▸ **Task inputs**:
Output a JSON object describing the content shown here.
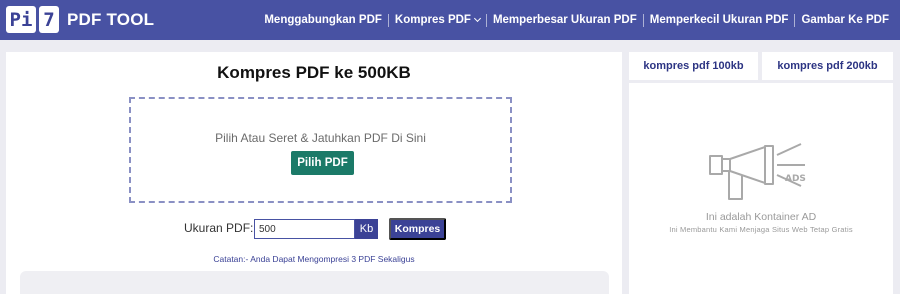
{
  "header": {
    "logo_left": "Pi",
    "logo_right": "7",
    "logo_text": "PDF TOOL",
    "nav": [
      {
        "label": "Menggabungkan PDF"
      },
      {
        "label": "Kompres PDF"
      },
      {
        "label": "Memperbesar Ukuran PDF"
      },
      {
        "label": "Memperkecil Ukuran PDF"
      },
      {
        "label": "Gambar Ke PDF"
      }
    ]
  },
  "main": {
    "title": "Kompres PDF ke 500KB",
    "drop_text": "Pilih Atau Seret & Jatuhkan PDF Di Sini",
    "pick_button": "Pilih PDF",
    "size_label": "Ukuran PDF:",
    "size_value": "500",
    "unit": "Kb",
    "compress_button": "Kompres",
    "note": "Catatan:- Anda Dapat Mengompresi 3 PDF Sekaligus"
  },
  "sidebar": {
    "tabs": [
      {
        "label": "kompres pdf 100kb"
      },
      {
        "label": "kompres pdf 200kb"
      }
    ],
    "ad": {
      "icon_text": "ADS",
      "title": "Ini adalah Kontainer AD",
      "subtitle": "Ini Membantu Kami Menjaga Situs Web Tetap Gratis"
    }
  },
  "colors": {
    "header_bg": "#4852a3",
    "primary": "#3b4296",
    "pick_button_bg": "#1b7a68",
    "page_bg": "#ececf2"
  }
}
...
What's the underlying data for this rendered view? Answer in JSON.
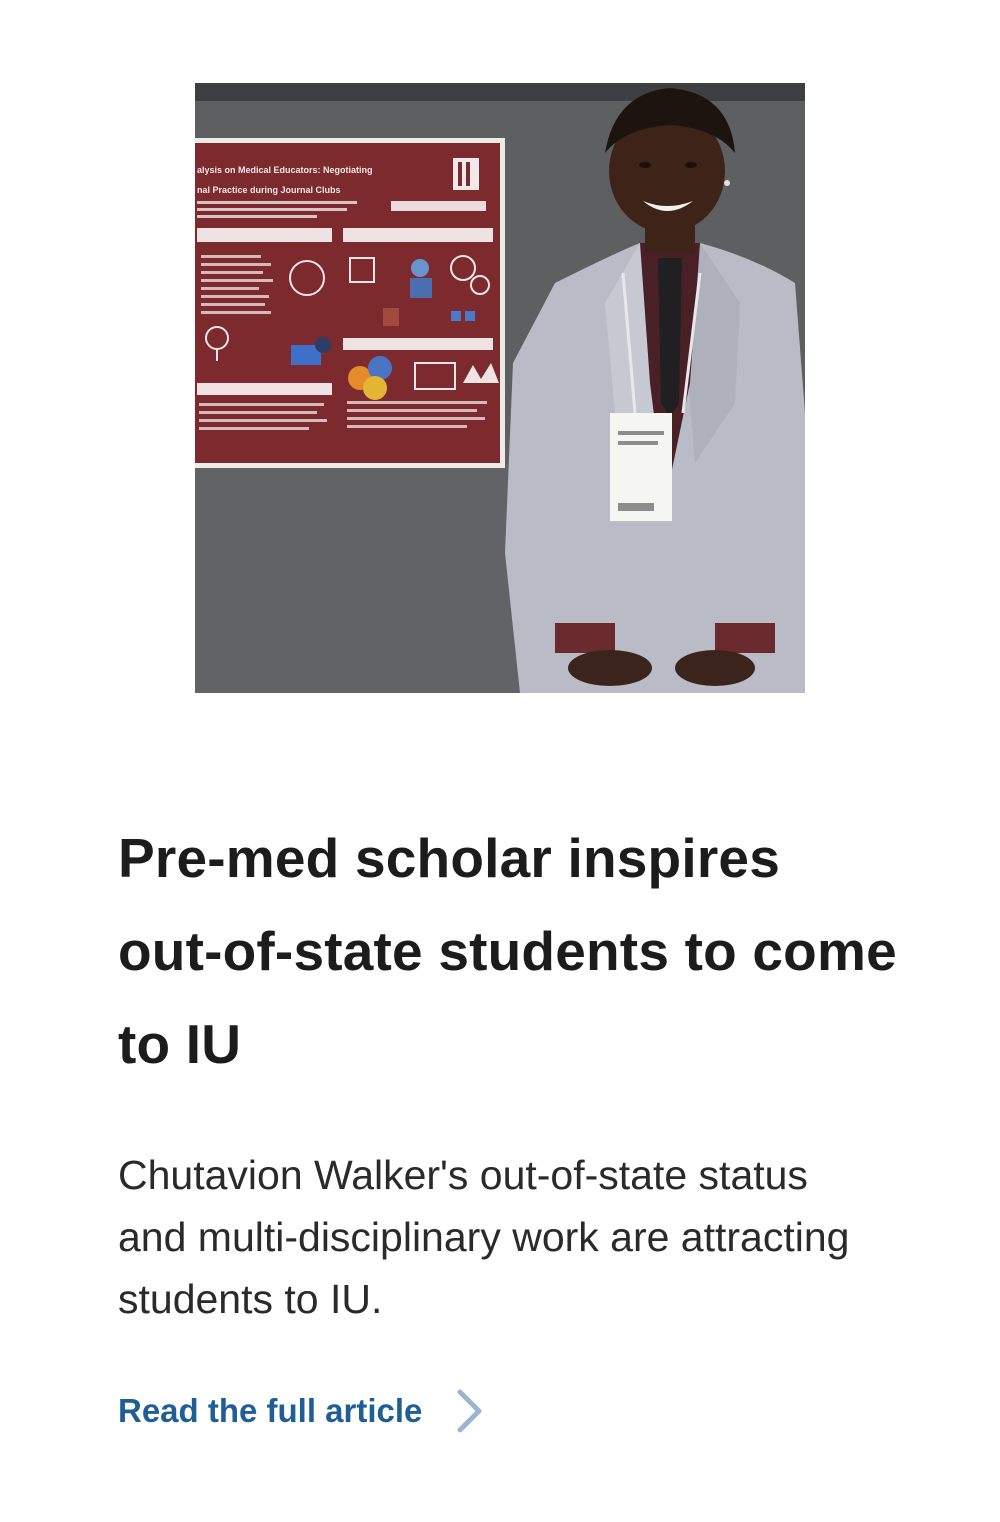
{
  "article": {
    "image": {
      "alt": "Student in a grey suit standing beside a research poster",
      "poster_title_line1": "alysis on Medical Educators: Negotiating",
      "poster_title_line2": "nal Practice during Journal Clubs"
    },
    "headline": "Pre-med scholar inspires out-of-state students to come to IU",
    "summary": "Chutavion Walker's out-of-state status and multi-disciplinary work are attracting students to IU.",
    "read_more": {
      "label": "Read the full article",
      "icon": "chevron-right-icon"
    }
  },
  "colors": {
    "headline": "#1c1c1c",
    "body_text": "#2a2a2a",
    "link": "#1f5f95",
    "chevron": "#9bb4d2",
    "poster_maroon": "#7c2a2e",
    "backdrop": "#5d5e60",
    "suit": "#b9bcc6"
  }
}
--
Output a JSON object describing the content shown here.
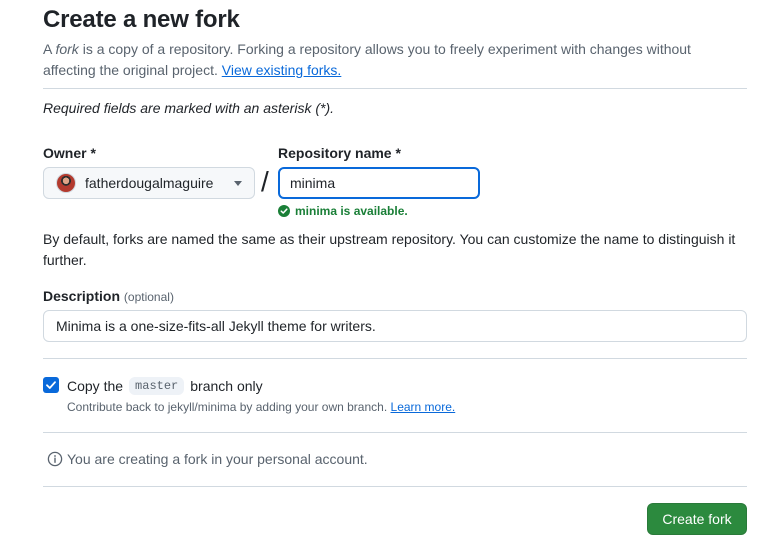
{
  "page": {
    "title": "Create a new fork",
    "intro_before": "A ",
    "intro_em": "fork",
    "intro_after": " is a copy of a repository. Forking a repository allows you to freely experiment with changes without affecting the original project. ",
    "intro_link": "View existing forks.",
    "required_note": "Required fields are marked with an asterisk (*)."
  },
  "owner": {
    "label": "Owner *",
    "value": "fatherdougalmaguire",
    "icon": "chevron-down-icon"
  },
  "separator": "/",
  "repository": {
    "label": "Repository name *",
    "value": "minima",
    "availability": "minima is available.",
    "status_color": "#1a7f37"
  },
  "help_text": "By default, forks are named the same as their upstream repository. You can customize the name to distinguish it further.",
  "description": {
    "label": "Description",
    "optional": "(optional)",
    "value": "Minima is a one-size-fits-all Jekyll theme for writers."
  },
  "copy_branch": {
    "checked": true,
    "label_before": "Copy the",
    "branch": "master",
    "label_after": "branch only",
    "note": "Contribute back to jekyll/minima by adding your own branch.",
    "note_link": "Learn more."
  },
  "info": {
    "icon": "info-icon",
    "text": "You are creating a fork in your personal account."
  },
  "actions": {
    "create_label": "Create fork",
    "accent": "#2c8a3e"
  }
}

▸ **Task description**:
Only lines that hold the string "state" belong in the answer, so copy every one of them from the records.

▸ **Written answer**:
    "headline": "Pre-med scholar inspires out-of-state students to come to IU",
    "summary": "Chutavion Walker's out-of-state status and multi-disciplinary work are attracting students to IU.",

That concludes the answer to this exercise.